------ Input material ------

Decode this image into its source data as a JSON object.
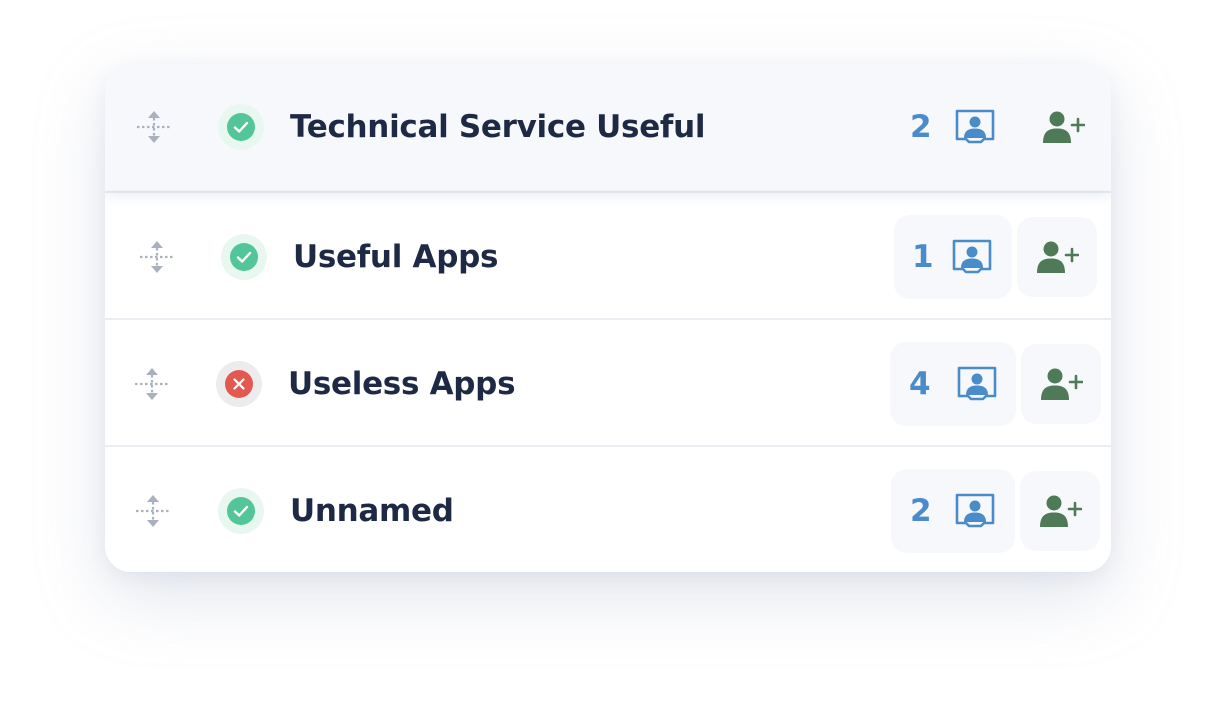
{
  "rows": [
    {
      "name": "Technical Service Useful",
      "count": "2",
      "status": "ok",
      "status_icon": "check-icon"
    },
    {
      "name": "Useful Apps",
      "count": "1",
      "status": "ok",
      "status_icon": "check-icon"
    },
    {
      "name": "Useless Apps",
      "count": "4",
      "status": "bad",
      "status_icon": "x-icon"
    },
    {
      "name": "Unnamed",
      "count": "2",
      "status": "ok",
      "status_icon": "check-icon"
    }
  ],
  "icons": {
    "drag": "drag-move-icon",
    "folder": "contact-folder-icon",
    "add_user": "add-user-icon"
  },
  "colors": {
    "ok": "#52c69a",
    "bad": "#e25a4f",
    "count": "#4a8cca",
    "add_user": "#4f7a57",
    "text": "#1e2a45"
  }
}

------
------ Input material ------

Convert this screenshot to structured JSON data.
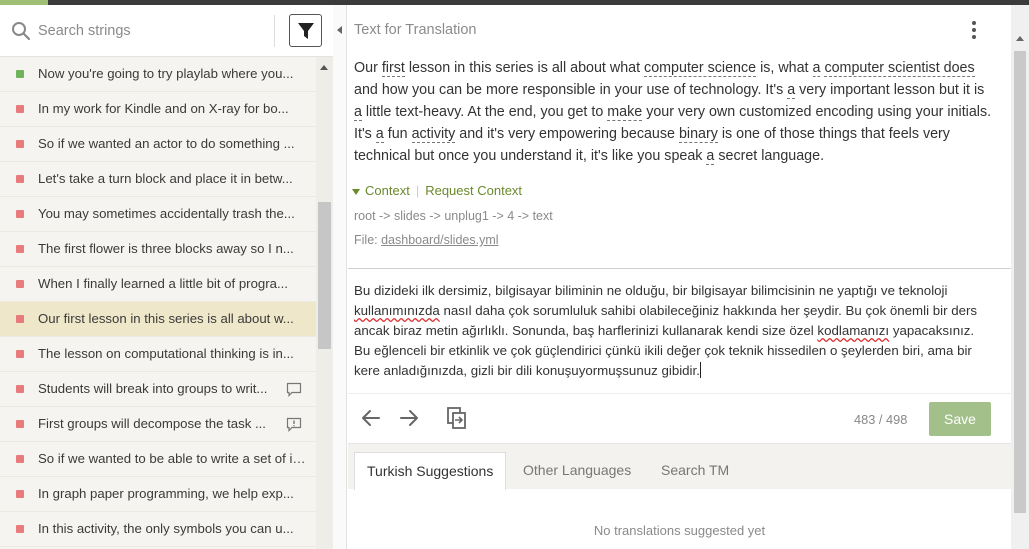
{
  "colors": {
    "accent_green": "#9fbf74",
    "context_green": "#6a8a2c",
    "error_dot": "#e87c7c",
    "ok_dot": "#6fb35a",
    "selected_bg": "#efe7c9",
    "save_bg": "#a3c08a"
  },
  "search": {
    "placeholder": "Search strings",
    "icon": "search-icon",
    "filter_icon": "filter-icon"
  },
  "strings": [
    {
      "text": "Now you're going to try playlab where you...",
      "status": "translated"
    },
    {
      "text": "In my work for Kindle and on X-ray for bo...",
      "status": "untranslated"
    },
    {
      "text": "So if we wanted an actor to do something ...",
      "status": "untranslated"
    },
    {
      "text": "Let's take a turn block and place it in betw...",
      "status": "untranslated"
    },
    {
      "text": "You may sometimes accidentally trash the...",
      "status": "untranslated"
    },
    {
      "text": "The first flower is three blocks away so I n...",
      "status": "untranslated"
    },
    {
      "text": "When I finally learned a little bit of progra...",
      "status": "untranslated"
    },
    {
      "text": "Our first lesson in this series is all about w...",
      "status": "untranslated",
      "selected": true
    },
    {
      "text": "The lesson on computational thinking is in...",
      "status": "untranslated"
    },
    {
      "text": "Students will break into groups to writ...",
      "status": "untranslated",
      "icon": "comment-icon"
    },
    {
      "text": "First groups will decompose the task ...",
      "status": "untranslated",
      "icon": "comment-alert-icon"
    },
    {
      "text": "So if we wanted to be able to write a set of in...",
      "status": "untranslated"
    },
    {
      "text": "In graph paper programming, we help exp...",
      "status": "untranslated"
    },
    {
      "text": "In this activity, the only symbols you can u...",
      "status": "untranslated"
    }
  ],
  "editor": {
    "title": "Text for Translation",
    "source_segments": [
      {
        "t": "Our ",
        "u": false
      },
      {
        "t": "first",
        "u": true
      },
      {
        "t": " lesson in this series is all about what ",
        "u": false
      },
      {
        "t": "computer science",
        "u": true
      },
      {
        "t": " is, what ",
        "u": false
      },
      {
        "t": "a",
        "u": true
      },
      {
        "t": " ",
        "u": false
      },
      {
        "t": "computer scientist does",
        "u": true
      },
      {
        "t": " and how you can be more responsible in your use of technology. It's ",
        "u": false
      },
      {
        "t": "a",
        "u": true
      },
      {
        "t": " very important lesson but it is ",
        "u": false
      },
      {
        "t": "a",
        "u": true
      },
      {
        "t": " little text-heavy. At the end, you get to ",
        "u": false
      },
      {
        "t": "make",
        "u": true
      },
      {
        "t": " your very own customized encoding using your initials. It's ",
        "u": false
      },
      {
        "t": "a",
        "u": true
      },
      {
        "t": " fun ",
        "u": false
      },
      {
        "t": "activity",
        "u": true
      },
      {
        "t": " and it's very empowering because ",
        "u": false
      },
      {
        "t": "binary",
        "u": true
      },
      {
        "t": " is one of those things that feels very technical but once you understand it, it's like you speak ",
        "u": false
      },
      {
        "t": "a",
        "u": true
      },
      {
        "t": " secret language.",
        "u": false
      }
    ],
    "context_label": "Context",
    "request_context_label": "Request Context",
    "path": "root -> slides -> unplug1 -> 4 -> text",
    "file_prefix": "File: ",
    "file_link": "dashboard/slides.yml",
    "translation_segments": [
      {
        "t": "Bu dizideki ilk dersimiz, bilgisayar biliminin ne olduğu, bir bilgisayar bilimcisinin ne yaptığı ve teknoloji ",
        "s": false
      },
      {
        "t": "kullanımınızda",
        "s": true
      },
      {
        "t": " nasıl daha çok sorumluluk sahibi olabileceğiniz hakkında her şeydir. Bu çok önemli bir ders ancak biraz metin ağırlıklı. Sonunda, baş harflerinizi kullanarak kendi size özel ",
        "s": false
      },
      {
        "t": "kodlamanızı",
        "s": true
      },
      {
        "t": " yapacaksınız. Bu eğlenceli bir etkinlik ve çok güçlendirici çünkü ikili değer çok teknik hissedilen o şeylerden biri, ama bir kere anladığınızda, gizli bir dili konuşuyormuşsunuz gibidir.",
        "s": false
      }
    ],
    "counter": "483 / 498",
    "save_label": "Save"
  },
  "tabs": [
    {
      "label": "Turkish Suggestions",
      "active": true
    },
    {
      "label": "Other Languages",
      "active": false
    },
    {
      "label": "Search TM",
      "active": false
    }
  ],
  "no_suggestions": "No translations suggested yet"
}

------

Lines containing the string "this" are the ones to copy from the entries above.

● Answer
Decode this image into its source data as a JSON object.
Convert this screenshot to structured JSON data.
      "text": "Our first lesson in this series is all about w...",
      "text": "In this activity, the only symbols you can u...",
        "t": " lesson in this series is all about what ",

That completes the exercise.